The Charleston Library Society is the third-oldest institutional library in the United States. On December 28, 1748, a group of Charlestonians met to establish a private subscription library to support education and the arts and sciences. The society secured a charter of incorporation in 1755 and established a tradition in which the colony’s royal governors were society presidents. This tradition lasted until the Revolutionary War. By 1778 the society’s book and periodical collection numbered five thousand volumes. Society members promoted a colonial college in 1770 that eventually became the College of Charleston. Three years later, in 1773, the society started a natural science collection that became the Charleston Museum.
The Charleston fire of 1778 destroyed all but a handful of the society’s books. In 1863 the society’s librarian sent one-half of the library’s collections to Columbia, but they were destroyed there in 1865. In 1874 Charleston’s Apprentice Library Society (founded in 1824) and the Library Society merged their resources. When the South Carolina Jockey Club disbanded in 1900, it transferred its property to the Library Society. The society sold the Washington Racecourse and established an endowment that has continued to provide revenue into the twenty-first century. In 1914 the society constructed a new building at 164 King Street. Eighty-two years later, in 1996, the society expanded into a large adjacent building, which houses a children’s reading room, audio and video collections, and offices.
Among the collections of the Charleston Library Society are rare books, pamphlets, a manuscript collection, and the society’s records. The most significant collection is the society’s newspaper files, which contain the world’s largest and most complete collection of eighteenth and nineteenth century Charleston newspapers.

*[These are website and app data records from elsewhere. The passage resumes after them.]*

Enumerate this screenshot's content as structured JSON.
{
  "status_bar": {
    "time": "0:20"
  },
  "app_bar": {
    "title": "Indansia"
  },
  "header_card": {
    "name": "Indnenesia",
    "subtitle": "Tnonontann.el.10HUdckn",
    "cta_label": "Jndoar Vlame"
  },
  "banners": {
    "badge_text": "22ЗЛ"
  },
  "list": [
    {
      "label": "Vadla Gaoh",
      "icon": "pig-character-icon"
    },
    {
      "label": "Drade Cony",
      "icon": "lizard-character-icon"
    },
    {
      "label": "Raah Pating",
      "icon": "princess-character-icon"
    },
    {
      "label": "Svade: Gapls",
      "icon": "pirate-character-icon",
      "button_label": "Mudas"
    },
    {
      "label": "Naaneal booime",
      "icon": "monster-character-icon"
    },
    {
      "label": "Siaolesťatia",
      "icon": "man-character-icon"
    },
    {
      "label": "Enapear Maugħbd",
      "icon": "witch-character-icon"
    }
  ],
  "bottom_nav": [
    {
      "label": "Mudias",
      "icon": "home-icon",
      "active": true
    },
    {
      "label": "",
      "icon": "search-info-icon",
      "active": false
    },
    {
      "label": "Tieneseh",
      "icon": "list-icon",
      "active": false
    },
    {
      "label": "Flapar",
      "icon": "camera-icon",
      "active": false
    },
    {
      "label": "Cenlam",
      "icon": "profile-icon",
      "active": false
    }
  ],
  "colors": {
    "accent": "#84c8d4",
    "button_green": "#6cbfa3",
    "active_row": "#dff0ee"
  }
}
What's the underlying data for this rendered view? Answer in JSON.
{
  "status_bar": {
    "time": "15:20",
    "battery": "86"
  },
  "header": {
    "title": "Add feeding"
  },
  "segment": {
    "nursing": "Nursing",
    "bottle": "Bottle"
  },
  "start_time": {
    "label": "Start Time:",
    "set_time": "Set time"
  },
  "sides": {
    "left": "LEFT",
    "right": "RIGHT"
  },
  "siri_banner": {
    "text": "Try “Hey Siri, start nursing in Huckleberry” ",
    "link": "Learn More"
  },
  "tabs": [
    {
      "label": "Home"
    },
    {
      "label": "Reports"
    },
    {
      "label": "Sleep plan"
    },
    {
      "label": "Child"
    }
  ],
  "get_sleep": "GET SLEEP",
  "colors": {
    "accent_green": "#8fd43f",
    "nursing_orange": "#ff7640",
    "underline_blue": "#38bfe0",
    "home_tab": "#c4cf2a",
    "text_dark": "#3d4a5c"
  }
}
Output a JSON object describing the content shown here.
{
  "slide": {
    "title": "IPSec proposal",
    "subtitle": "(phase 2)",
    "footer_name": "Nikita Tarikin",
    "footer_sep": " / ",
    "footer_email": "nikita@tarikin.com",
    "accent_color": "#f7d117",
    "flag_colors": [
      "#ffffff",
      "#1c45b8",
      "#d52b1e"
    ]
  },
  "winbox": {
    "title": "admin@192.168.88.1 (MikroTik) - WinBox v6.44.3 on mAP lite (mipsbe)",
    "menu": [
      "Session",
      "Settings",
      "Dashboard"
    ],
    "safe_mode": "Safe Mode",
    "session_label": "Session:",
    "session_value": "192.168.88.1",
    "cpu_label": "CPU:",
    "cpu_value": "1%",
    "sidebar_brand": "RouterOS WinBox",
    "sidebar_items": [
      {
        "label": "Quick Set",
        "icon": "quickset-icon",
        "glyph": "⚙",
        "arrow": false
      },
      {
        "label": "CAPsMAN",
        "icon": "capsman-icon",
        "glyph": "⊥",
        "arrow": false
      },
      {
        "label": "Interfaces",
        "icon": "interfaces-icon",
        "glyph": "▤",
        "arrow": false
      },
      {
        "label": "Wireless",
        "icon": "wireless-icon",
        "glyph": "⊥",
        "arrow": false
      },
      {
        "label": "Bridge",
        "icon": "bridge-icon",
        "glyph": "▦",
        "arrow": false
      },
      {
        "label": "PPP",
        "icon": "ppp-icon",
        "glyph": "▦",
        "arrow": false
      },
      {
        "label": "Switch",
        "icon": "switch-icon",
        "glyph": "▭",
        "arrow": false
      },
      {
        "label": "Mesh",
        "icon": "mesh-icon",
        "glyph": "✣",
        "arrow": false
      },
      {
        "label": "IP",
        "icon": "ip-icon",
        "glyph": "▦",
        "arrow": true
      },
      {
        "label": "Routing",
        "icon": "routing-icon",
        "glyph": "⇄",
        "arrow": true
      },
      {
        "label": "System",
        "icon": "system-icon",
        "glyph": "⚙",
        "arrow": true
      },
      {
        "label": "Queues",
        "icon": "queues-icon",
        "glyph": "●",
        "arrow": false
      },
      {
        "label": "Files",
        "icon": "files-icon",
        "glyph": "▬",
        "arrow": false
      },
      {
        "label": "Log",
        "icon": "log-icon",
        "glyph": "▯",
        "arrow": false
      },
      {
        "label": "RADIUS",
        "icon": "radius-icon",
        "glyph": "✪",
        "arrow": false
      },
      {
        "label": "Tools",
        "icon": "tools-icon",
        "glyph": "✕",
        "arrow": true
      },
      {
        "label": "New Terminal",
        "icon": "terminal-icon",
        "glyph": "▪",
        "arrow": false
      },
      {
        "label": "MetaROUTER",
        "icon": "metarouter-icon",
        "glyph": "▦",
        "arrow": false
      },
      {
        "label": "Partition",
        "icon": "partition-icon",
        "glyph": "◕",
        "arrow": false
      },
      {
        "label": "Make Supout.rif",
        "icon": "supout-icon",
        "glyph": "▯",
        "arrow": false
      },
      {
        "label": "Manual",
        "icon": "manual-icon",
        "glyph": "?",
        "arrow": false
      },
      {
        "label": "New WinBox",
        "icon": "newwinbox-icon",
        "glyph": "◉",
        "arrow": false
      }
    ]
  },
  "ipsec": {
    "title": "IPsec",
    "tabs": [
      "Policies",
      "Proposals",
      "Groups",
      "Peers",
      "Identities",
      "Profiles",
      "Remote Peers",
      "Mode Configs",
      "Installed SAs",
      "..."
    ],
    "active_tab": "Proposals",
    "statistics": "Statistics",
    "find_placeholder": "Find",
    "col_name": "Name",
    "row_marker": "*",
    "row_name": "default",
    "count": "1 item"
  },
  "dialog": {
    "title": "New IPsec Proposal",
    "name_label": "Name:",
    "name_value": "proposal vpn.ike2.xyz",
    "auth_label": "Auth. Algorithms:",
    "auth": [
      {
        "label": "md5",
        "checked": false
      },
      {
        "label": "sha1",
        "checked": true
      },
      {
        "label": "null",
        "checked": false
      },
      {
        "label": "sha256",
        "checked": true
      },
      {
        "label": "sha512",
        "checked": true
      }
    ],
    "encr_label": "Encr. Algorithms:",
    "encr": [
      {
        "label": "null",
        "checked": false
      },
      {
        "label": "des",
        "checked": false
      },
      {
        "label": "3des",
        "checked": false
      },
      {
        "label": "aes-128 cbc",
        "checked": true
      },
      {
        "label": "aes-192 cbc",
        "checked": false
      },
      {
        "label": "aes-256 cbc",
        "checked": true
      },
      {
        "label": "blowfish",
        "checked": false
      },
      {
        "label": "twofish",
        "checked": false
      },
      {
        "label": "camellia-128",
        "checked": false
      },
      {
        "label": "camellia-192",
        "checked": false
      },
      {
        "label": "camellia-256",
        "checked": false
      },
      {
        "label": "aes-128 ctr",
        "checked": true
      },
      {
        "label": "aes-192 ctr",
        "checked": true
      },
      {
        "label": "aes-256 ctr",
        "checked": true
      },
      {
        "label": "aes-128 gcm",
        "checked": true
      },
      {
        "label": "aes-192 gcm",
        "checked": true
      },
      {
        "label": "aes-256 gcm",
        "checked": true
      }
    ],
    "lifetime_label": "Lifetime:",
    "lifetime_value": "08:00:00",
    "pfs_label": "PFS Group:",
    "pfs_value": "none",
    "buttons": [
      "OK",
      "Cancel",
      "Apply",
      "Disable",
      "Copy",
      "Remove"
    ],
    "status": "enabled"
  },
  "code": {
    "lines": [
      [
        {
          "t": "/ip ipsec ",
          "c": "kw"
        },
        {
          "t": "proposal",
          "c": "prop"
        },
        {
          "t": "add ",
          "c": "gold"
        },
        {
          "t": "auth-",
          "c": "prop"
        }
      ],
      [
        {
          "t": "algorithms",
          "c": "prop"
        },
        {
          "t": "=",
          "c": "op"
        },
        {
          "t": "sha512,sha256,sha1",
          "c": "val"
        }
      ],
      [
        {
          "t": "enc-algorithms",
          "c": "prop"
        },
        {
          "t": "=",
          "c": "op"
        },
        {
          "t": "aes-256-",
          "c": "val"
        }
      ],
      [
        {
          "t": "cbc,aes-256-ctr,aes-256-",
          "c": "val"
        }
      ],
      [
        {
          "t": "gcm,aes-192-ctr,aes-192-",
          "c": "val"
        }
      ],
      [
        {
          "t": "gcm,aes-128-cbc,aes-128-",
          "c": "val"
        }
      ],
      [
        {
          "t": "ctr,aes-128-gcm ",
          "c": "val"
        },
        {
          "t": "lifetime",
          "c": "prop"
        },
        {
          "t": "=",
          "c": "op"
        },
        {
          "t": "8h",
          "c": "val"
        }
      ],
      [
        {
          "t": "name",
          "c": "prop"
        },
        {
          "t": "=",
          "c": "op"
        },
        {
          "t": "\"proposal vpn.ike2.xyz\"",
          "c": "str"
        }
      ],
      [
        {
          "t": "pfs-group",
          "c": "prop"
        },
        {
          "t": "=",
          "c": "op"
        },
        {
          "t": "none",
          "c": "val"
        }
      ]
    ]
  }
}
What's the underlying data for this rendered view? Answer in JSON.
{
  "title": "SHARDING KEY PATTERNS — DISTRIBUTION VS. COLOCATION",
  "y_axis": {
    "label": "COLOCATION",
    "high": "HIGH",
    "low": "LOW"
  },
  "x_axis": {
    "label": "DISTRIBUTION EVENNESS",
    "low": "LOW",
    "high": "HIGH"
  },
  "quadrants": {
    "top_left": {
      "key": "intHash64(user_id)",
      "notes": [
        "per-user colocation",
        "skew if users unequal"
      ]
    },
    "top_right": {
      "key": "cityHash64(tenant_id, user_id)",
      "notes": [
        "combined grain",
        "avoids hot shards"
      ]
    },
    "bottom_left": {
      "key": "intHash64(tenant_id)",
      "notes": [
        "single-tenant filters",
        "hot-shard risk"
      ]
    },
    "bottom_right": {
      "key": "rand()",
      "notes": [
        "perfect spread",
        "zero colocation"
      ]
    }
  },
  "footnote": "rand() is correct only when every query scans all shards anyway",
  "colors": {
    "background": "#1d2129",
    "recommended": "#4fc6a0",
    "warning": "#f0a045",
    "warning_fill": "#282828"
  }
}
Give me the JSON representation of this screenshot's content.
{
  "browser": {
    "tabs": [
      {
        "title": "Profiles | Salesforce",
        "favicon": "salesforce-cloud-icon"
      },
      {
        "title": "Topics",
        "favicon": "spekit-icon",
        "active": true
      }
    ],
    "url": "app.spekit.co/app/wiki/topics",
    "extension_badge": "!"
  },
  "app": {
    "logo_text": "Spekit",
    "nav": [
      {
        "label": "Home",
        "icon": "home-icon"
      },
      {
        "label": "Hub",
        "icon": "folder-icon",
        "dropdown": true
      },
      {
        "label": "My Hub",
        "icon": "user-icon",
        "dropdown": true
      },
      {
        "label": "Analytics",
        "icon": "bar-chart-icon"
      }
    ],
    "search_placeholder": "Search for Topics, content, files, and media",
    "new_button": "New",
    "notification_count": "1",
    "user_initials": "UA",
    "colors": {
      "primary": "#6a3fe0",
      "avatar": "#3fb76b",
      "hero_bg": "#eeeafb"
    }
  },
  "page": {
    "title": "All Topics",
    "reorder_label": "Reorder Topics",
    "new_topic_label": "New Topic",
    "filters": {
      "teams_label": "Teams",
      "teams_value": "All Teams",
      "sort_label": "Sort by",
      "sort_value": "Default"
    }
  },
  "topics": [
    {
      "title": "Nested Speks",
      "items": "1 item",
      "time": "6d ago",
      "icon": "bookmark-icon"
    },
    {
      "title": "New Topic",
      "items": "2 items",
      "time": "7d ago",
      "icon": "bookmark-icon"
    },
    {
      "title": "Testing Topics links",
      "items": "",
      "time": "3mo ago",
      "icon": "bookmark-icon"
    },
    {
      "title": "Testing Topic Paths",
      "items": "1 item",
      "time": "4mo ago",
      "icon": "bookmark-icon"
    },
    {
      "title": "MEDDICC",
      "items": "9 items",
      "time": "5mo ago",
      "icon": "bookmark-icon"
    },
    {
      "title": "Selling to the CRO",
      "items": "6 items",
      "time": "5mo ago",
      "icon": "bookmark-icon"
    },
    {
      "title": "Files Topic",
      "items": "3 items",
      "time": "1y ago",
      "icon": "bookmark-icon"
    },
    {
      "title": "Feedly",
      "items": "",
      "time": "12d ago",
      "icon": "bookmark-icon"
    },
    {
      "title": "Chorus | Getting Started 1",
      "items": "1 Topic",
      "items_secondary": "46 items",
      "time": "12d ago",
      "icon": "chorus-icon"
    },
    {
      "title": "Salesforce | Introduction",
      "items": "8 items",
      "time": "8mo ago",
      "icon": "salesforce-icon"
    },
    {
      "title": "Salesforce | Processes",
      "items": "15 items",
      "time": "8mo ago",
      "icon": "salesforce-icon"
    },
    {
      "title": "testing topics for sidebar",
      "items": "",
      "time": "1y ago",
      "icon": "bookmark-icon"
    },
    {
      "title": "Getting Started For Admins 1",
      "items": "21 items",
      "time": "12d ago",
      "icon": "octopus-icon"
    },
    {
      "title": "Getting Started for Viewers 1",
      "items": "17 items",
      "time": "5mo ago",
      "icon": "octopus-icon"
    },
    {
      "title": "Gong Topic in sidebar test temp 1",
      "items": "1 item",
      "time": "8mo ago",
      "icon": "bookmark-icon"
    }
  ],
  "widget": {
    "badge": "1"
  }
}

Society members have free access to the collections, including its circulating library, and nonmembers pay a daily research fee.
Porcher, Elizabeth L. The History of the Charleston Library Society. New York: Elizabethan Press, 1931.
Raven, James. London Booksellers and American Customers: Transatlantic Literary Community and the Charleston Library Society, 1748–1811. Columbia: University of South Carolina Press, 2002.